Policymakers set objectives to support economic, environmental and social sustainability. So it is assumed that Governments will closely monitor public interest development and put forward public policy solutions, but this tends to be late for various fairly well known reasons. In addition to that, managing complex systems in which heterogeneous agents act according to non linear behaviors can be a difficult task such as those necessarily attached to public policy evaluation in an attempt to define efficient public policy management.Further, oftentimes outcomes of policy are not necessarily provable ex ante and so it becomes difficult to advance effective policies. The design and evaluation of public policies can be very complicated. It is difficult to make effective strategic decisions based on evidence before the fact.

Targeted studies show that simulation techniques can support evidence based decision making at the policy level where these social economic systems are determined by heterogeneous agents who act according to non-linear rules.
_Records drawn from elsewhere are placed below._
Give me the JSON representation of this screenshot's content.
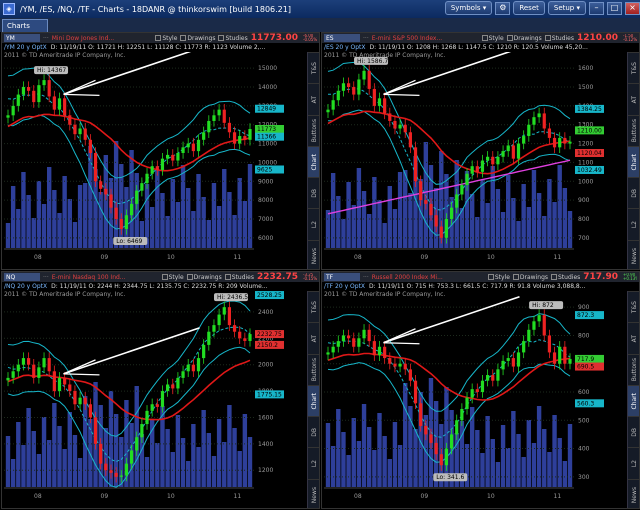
{
  "title": "/YM, /ES, /NQ, /TF - Charts - 18DANR @ thinkorswim [build 1806.21]",
  "title_right": {
    "symbols": "Symbols",
    "reset": "Reset",
    "setup": "Setup"
  },
  "main_tab": "Charts",
  "vtabs": [
    "News",
    "L2",
    "DB",
    "Chart",
    "Buttons",
    "AT",
    "T&S"
  ],
  "common": {
    "style": "Style",
    "drawings": "Drawings",
    "studies": "Studies",
    "copyright": "2011 © TD Ameritrade IP Company, Inc."
  },
  "panes": [
    {
      "symbol": "YM",
      "description": "Mini Dow Jones Ind...",
      "price": "11773.00",
      "change": "-6.00 -0.05%",
      "header": "/YM 20 y OptX",
      "ohlc": "D: 11/19/11  O: 11721  H: 12251  L: 11128  C: 11773  R: 1123  Volume 2,...",
      "y_ticks": [
        "15000",
        "14000",
        "13000",
        "12000",
        "11000",
        "10000",
        "9000",
        "8000",
        "7000",
        "6000"
      ],
      "x_ticks": [
        "08",
        "09",
        "10",
        "11"
      ],
      "hi": "Hi: 14367",
      "lo": "Lo: 6469",
      "bubbles": [
        {
          "text": "12849",
          "color": "#17b6c9",
          "v": 12849
        },
        {
          "text": "11773",
          "color": "#33cc33",
          "v": 11773
        },
        {
          "text": "11366",
          "color": "#17b6c9",
          "v": 11366
        },
        {
          "text": "9625",
          "color": "#17b6c9",
          "v": 9625
        }
      ],
      "series": [
        12500,
        13000,
        13600,
        14000,
        13800,
        13200,
        14100,
        14367,
        13500,
        12800,
        13400,
        12500,
        12000,
        11500,
        11800,
        11200,
        10500,
        9000,
        8600,
        8300,
        7600,
        7000,
        6469,
        7200,
        7800,
        8500,
        8900,
        9400,
        9800,
        9600,
        10200,
        10400,
        10100,
        10500,
        10800,
        11000,
        10600,
        11200,
        11600,
        12200,
        12500,
        12800,
        12100,
        11600,
        11000,
        11400,
        11200,
        11773
      ]
    },
    {
      "symbol": "ES",
      "description": "E-mini S&P 500 Index...",
      "price": "1210.00",
      "change": "-1.50 -0.12%",
      "header": "/ES 20 y OptX",
      "ohlc": "D: 11/19/11  O: 1208  H: 1268  L: 1147.5  C: 1210  R: 120.5  Volume 45,20...",
      "y_ticks": [
        "1600",
        "1500",
        "1400",
        "1300",
        "1200",
        "1100",
        "1000",
        "900",
        "800",
        "700"
      ],
      "x_ticks": [
        "08",
        "09",
        "10",
        "11"
      ],
      "hi": "Hi: 1586.75",
      "lo": "",
      "bubbles": [
        {
          "text": "1384.25",
          "color": "#17b6c9",
          "v": 1384
        },
        {
          "text": "1210.00",
          "color": "#33cc33",
          "v": 1270
        },
        {
          "text": "1120.04",
          "color": "#e03030",
          "v": 1150
        },
        {
          "text": "1032.49",
          "color": "#17b6c9",
          "v": 1060
        }
      ],
      "series": [
        1380,
        1430,
        1480,
        1520,
        1500,
        1460,
        1540,
        1586,
        1490,
        1400,
        1440,
        1360,
        1320,
        1280,
        1300,
        1260,
        1180,
        1000,
        900,
        880,
        820,
        760,
        700,
        800,
        860,
        930,
        980,
        1040,
        1080,
        1050,
        1110,
        1130,
        1090,
        1130,
        1160,
        1190,
        1120,
        1200,
        1240,
        1300,
        1340,
        1360,
        1280,
        1230,
        1180,
        1230,
        1200,
        1210
      ]
    },
    {
      "symbol": "NQ",
      "description": "E-mini Nasdaq 100 Ind...",
      "price": "2232.75",
      "change": "-3.25 -0.15%",
      "header": "/NQ 20 y OptX",
      "ohlc": "D: 11/19/11  O: 2244  H: 2344.75  L: 2135.75  C: 2232.75  R: 209  Volume...",
      "y_ticks": [
        "2400",
        "2200",
        "2000",
        "1800",
        "1600",
        "1400",
        "1200"
      ],
      "x_ticks": [
        "08",
        "09",
        "10",
        "11"
      ],
      "hi": "Hi: 2436.5",
      "lo": "",
      "bubbles": [
        {
          "text": "2528.25",
          "color": "#17b6c9",
          "v": 2528
        },
        {
          "text": "2232.75",
          "color": "#e03030",
          "v": 2232
        },
        {
          "text": "2150.2",
          "color": "#e03030",
          "v": 2150
        },
        {
          "text": "1775.15",
          "color": "#17b6c9",
          "v": 1775
        }
      ],
      "series": [
        1900,
        1950,
        2000,
        2050,
        2000,
        1900,
        1980,
        2050,
        1950,
        1800,
        1900,
        1850,
        1800,
        1700,
        1750,
        1700,
        1600,
        1400,
        1250,
        1200,
        1180,
        1150,
        1160,
        1250,
        1350,
        1450,
        1550,
        1650,
        1700,
        1680,
        1800,
        1850,
        1820,
        1900,
        1950,
        2000,
        1950,
        2050,
        2150,
        2250,
        2300,
        2380,
        2436,
        2300,
        2250,
        2200,
        2180,
        2232
      ]
    },
    {
      "symbol": "TF",
      "description": "Russell 2000 Index Mi...",
      "price": "717.90",
      "change": "+0.90 +0.13%",
      "header": "/TF 20 y OptX",
      "ohlc": "D: 11/19/11  O: 715  H: 753.3  L: 661.5  C: 717.9  R: 91.8  Volume 3,088,8...",
      "y_ticks": [
        "900",
        "800",
        "700",
        "600",
        "500",
        "400",
        "300"
      ],
      "x_ticks": [
        "08",
        "09",
        "10",
        "11"
      ],
      "hi": "Hi: 872",
      "lo": "Lo: 341.6",
      "bubbles": [
        {
          "text": "872.3",
          "color": "#17b6c9",
          "v": 872
        },
        {
          "text": "717.9",
          "color": "#33cc33",
          "v": 717
        },
        {
          "text": "690.5",
          "color": "#e03030",
          "v": 690
        },
        {
          "text": "560.3",
          "color": "#17b6c9",
          "v": 560
        }
      ],
      "series": [
        740,
        760,
        780,
        800,
        790,
        760,
        790,
        820,
        780,
        730,
        760,
        720,
        700,
        690,
        700,
        680,
        640,
        560,
        480,
        450,
        420,
        380,
        341,
        400,
        450,
        500,
        540,
        580,
        610,
        600,
        640,
        660,
        640,
        680,
        710,
        720,
        690,
        740,
        780,
        820,
        850,
        872,
        800,
        740,
        700,
        760,
        700,
        717
      ]
    }
  ]
}
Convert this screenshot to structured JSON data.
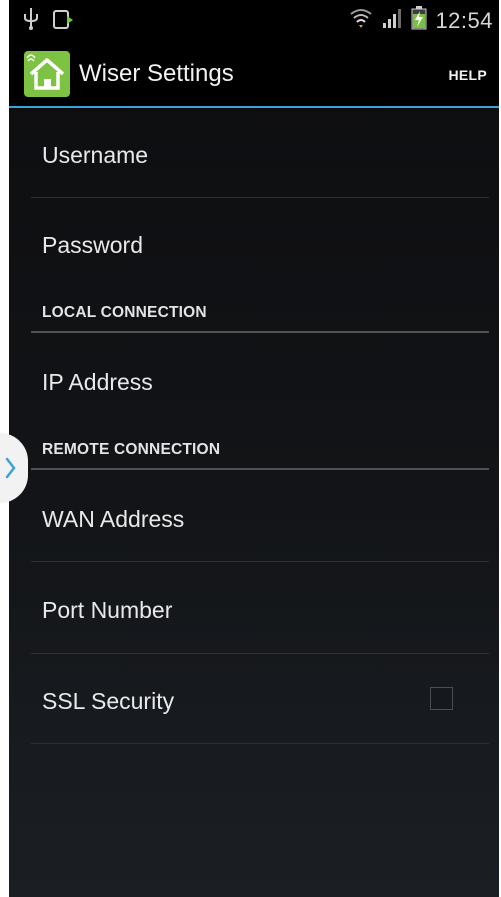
{
  "status_bar": {
    "time": "12:54",
    "left_icons": [
      "usb-icon",
      "download-notification-icon"
    ],
    "right_icons": [
      "wifi-icon",
      "signal-icon",
      "battery-charging-icon"
    ]
  },
  "action_bar": {
    "title": "Wiser Settings",
    "help_label": "HELP",
    "accent_color": "#3aa3d6",
    "app_icon_color": "#7dc242"
  },
  "settings": {
    "username_label": "Username",
    "password_label": "Password",
    "local_section_title": "LOCAL CONNECTION",
    "ip_address_label": "IP Address",
    "remote_section_title": "REMOTE CONNECTION",
    "wan_address_label": "WAN Address",
    "port_number_label": "Port Number",
    "ssl_security_label": "SSL Security",
    "ssl_checked": false
  }
}
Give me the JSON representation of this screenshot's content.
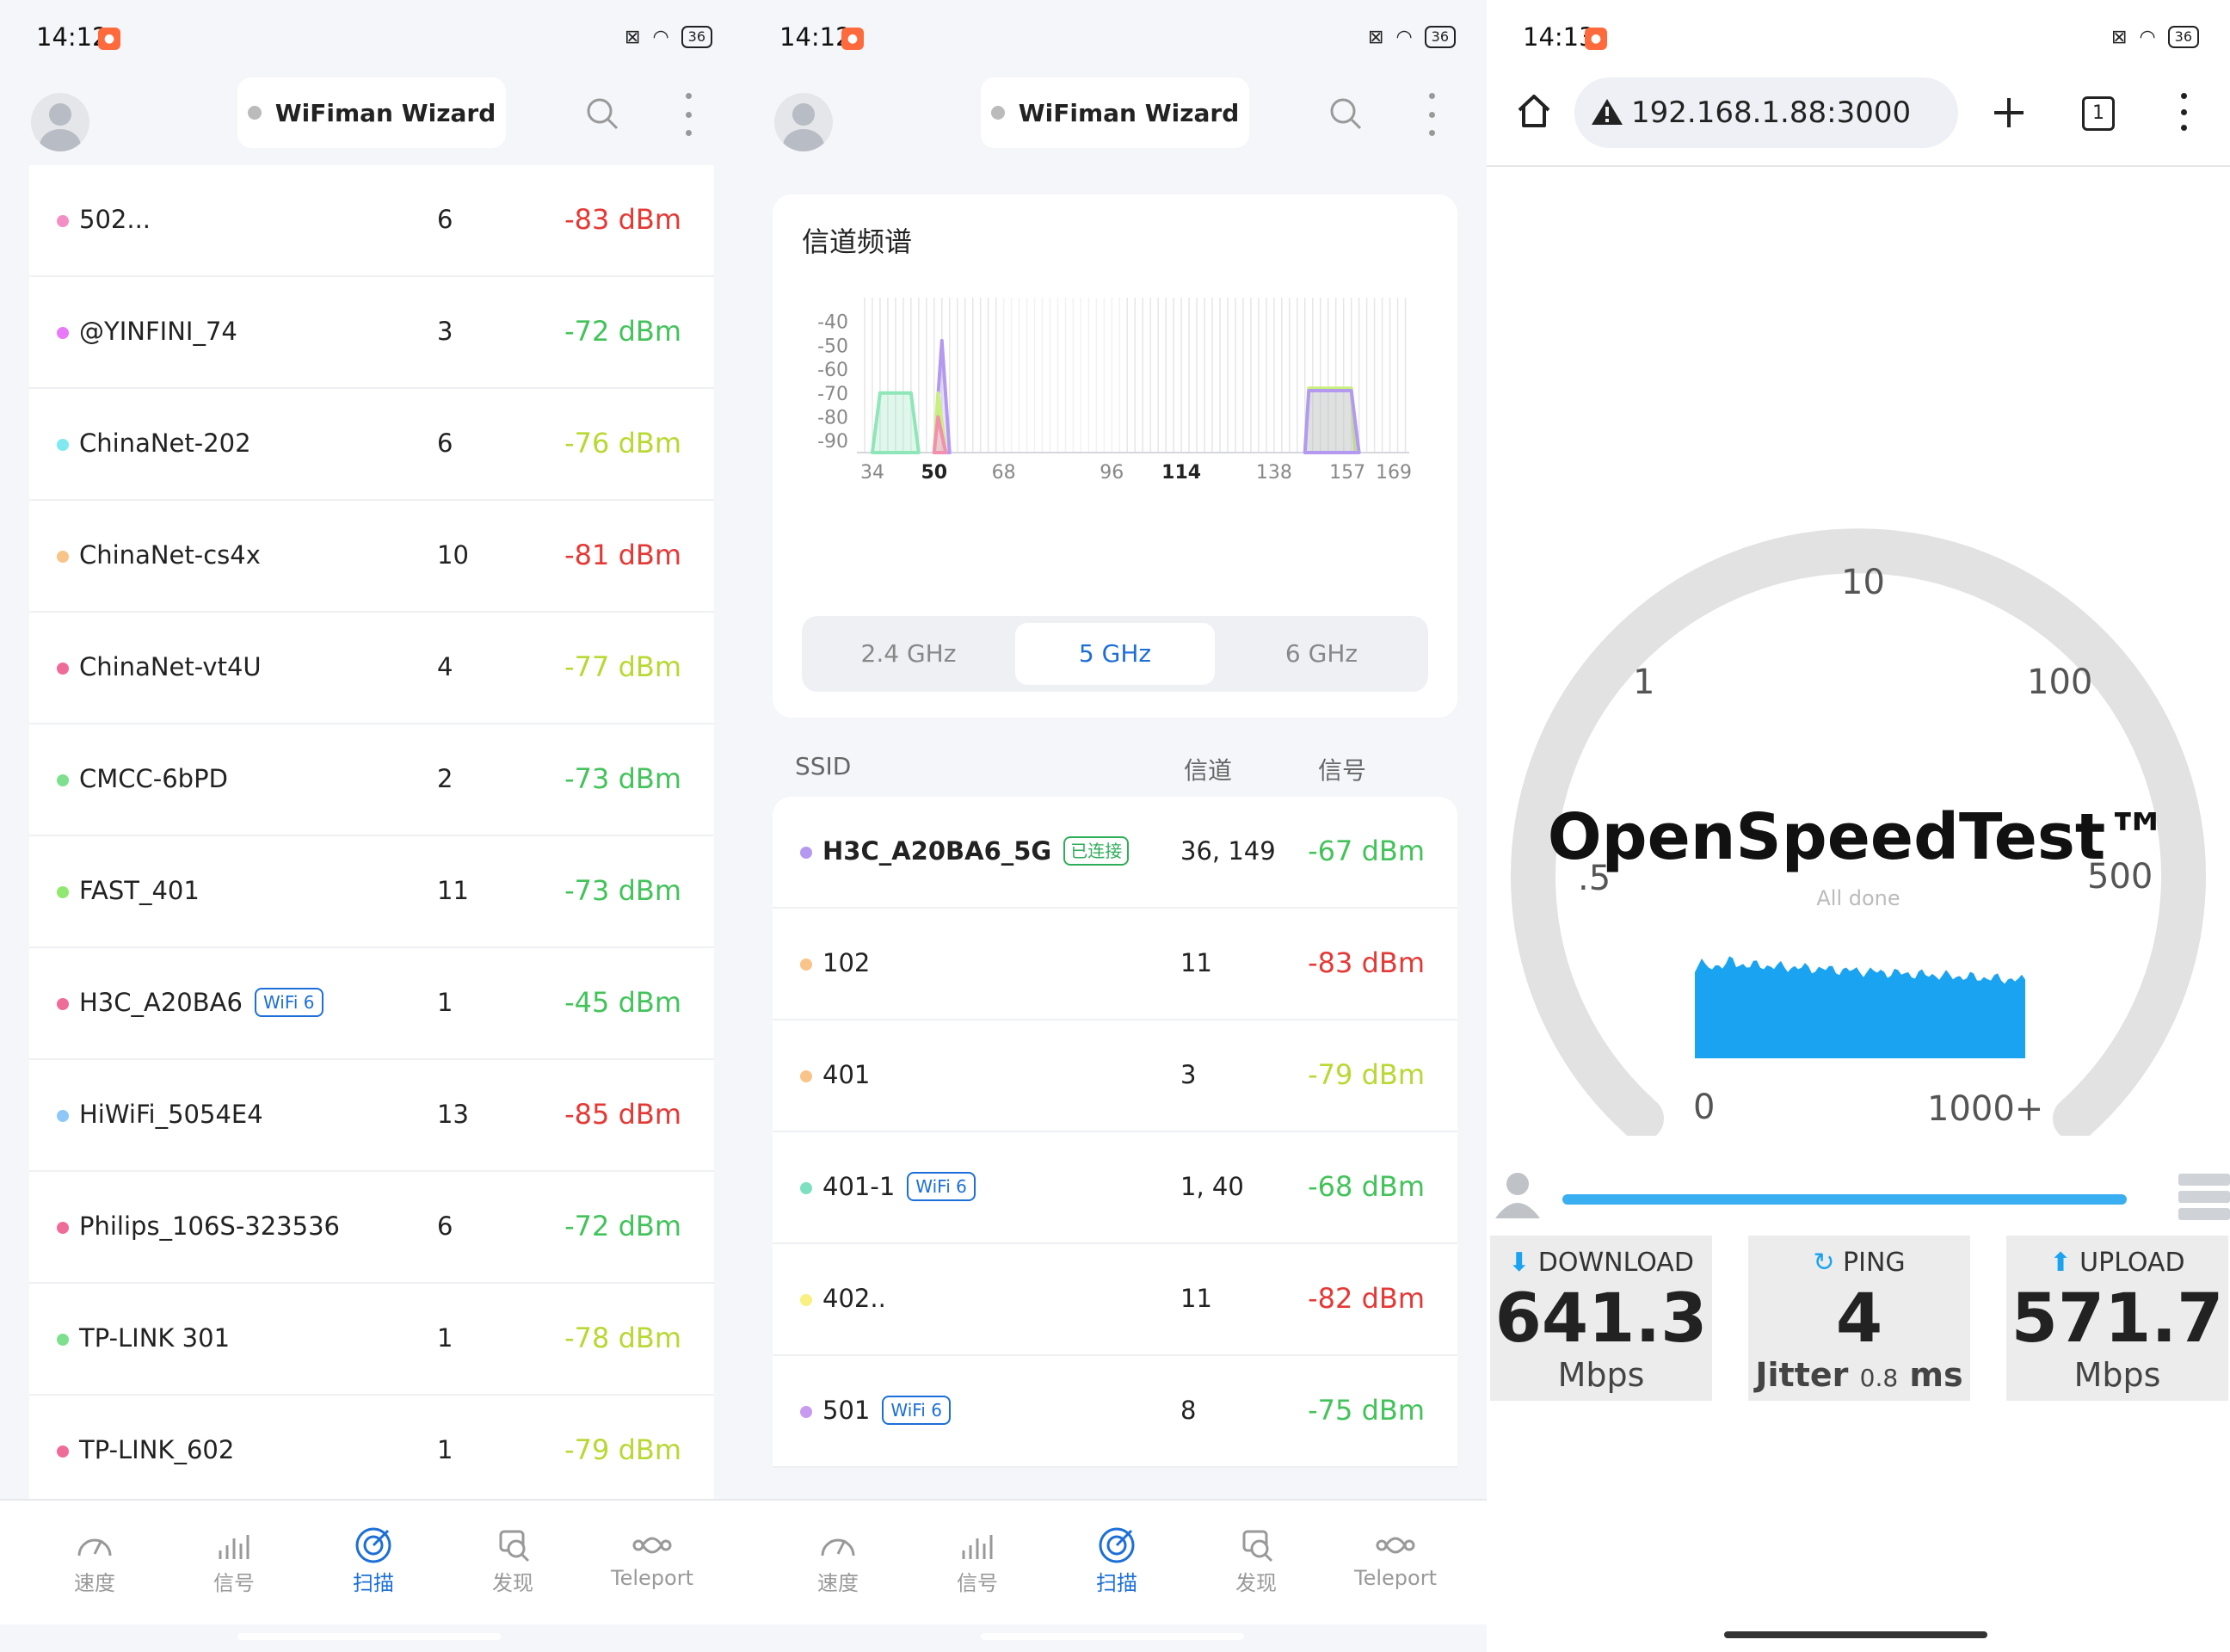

Simulations can reveal the areas of complexities at each stage of the policy making model and this allows the policymaking stakeholders to give due attention to relevant factors ex ante and foster the required level of collaboration between the various agents.

Simulations are important because they can bring together the relevant agents in collaboration, ex ante, and will help reduce the tendency for adherence to linear rules and traditional methodologies. This gives policymakers (policy proposers/ developers and implementers) the ability to identify the key variables and how they interact to predict and understand results, without having to experience real risk.It allows for evidence based decision making.

Policymakers can take the methodologies further to solve for outcomes. Can we model the optimal outcomes of bank failures, in the context of the available resources? We can monitor and manage the variables in the solution, on an ongoing basis to achieve the desired outcome.

I think the process of bank closing simulation we are conducting here is a first and critical step towards this type of analysis for policymakers concerned with economic outcomes (and by extension social outcomes).

In the context of the vast complexity of our financial markets and systems, can we model the optimal resolution strategies to contain costs within the levels of available resources? In the case of Jamaica that would be somewhere less than 1 percent of GDP, the existing level of the JDIC Deposit Insurance Fund balance.This is important work, for our assessment, as designers and implementers of public policy in the area of financial system stability frameworks for the good of our countries.

Welcome again to this Workshop and Simulation and for our overseas participants welcome to Jamaica.